It was Roark who suggested Drake contact a reporter at that point. A month later, in December 2005, The New York Times reported its groundbreaking story disclosing that the NSA had been spying on Americans, based on information from anonymous sources. Drake decided he should come forward with his information as well.
He contacted Siobhan Gorman at The Baltimore Sun, using Hushmail, an encrypted e-mail service. They communicated for a year without Drake identifying himself, before they finally met in person.
Drake allegedly provided Gorman with scans of classified documents, from which she wrote an article questioning the NSA’s replacement of ThinThread with Trailblazer and its abandonment of privacy safeguards. Drake later told New Yorker investigative reporter Seymour Hersh that the story was actually much more significant than what The Baltimore Sun reported.
Drake’s attorney, a public defender, says the government’s allegations against his client are factually wrong and miss important principles suggested by the case.
“Throughout, Tom Drake has tried as best he could to do the right thing in service of his country,” Jim Wyda told the Post. “His motives in this important matter are completely pure.”A former NSA executive who is fighting government charges of leaking classified... more
The secret $100 Million Raytheon developed clandestine surveillance program for the NSA watches big companies and keeps tem safe from digital attacks, according to the Wall Street Journal.The secret $100 Million Raytheon developed clandestine surveillance program for the... more
Welcome to the surveillance society

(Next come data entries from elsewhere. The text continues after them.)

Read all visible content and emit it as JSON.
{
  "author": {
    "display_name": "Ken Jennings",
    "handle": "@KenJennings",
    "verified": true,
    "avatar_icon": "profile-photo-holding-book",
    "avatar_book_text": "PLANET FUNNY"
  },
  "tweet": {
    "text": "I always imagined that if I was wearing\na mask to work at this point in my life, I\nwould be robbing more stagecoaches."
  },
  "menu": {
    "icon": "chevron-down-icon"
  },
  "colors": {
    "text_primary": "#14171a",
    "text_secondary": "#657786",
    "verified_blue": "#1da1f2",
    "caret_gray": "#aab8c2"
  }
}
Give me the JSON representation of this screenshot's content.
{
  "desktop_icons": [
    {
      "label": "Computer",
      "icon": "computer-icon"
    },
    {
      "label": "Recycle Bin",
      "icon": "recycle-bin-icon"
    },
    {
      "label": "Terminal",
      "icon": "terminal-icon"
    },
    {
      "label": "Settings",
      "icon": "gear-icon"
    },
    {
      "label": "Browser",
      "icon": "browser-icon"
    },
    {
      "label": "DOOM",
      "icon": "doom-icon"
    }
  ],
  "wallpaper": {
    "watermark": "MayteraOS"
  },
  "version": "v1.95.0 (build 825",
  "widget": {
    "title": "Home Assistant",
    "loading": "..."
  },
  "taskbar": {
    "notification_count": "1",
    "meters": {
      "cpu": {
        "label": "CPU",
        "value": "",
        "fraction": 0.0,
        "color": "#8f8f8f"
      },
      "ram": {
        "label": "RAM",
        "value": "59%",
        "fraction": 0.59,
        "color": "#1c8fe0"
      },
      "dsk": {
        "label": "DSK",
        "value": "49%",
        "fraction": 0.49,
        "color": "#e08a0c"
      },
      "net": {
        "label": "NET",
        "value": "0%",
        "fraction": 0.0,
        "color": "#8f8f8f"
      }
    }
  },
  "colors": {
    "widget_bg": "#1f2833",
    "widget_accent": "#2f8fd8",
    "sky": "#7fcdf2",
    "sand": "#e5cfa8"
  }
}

That’s what the American Civil Liberties Union concluded Tuesday with a report chronicling government spying and the detention of groups and individuals “for doing little more than peacefully exercising their First Amendment rights.”
The report, Policing Free Speech: Police Surveillance and Obstruction of First Amendment-Protected Activity (.pdf),http://www.aclu.org/files/assets/Spyfiles_2_0.pdf
surveys news accounts and studies of questionable snooping and arrests in 33 states and the District of Columbia over the past decade.
The survey provides an outline of, and links to, dozens of examples of Cold War-era snooping in the modern age.
“Our review of these practices has found that Americans have been put under surveillance or harassed by the police just for deciding to organize, march, protest, espouse unusual viewpoints and engage in normal, innocuous behaviors such as writing notes or taking photographs in public,” Michael German, an ACLU attorney and former Federal Bureau of Investigation agent, said in a statement.
Here are a few examples:
At a California State University, Fresno lecture on veganism, six of the 60 in attendance were undercover officers from the local and campus police. The Oakland Police Department in California had infiltrated a police-brutality demonstration, and its undercover officers selected “the route of the march.”
A vegetarian activist in Georgia was arrested for jotting down the license plate of a Department of Homeland Security agent who was snapping photos of a protest outside a Honey Baked Ham store. A Joint Terrorism Task Force in Illinois went on a three-day manhunt in Chicago searching for a Muslim man for his suspicious activity of using a hand counter on a bus. As it turned out, the man was counting his daily prayers.
A Kentucky minister was detained at Canadian border trying to enter the United States because he had purchased copies of the Koran on the internet following the 2001 terror attacks. A New York, Muslim-American student journalist was detained for taking pictures of Old Glory outside a Veterans Affairs building as part of a class project. The authorities deleted the pictures before releasing her an hour later.Welcome to the surveillance society That’s what the American Civil Liberties... more